The disciplined child

Generally speaking, I am against attributing crimes to demonic possession. I find this practice is too “liberal” (in our postmodern sense of leftwing): it distracts from the criminal’s personal responsibility. We see this in most journalistic accounts of major pathological crimes. To mention “demons” or “devils” or “Satan” is unfashionable, so instead the term “evil” is used without qualification. It is an expression of panic, among those who were never taught that evil progresses in subtle grades, and must be qualified by definitions. Or who don’t know that evil begins in the whining of the unrestrained child.

Among people with no training in exorcism, there is the tendency to over-simplify. The mechanism by which the criminal embraces radical evil may seem simple in its result — a murder is just a murder, after all — but the personal “journey of self-discovery” on the part of the murderer is different in each case. True, he has, in the end, expressed his allegiance to Satan. But like the murder itself, this is just an end point. Along the way, he has toured many other motives, including some for which he might expect to be praised, as the modern parent will praise an errant child. In reading the manifestos of mass killers, for instance, a naïve idealism will often be encountered. (The relation between naivety and madness is a topic someone should explore.)

The greatest crime writers (Dostoevsky comes to mind) trace the development of a criminal mind from invariably glib, rather childish origins. Often he (the criminal) is looking for something as “innocent” as a shortcut to some goods he wants. By small increments, or by accidents in the course of trying to commit a “relatively harmless” robbery, things get out of hand.

I don’t think the average housebreaker, carrying a sawn-off shotgun, has the slightest intention to use it. His chance, unexpected meeting with the homeowner becomes his excuse to the court, for performing the murder; or to God (as suicide is self-murder), for himself getting “blown away.” Those with experience interviewing criminals, including injured ones, often note their use of the passive voice. (“There was a gun. It went off.”)

But this does not apply to such a wilful crime as, say, the massacre of children in a school; almost invariably ending in the suicide, or as it were, “constructive suicide,” of the perpetrator. There is unambiguous intention to do evil. Planning was involved. Likewise, behind every case of Islamic terrorism are practical considerations. The “pure theory” of avenging some historical injustice doesn’t get you very far.
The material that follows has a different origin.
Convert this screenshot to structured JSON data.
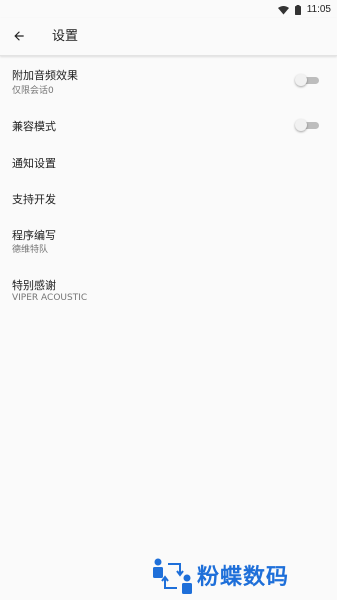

My point in this little Idlepost is to call attention not to terror crimes, but to the more modest criminality of the liberal mind, resembling that of the housebreaker. He only intends to “push the envelope” a little way, towards his unexamined utopia. He makes demands for goods, in the form of taxation, of those who are “rich” from what they have somehow earned. (To the criminal mind, this “earning” must always be illegitimate.)

There are people who have volunteered to pay, without pressure, and there is nothing wrong with such conventional taxation, to fund various forms of community defence. Nor do I oppose people beggaring themselves, on ludicrous schemes, with their own money. But the liberal cannot be satisfied with this; he anyway needs more for his generous redistributions, or batty, counter-economic projects. Even those opposed to them must be forced to pay. He graduates from a collector of charity or taxes to the equivalent of a weaponized thief. This may remain peaceful for a while, but eventually the homeowners resist. Only then might violence suddenly occur. It comes as a surprise; especially to the criminal.

It is the misfortune of our society to have forgotten that the whining child must be resisted from the start; prevented, until it becomes a habit, from doing things that are wrong — when self-discipline can take over. We must restore that clarity of will, that prevents nature’s liberals (a class that includes all babies) from growing into criminals.

The Batflu we still have with us; and I doubt that this postmodern liberalism can be easily expunged. But we must at least try to eliminate it, permanently.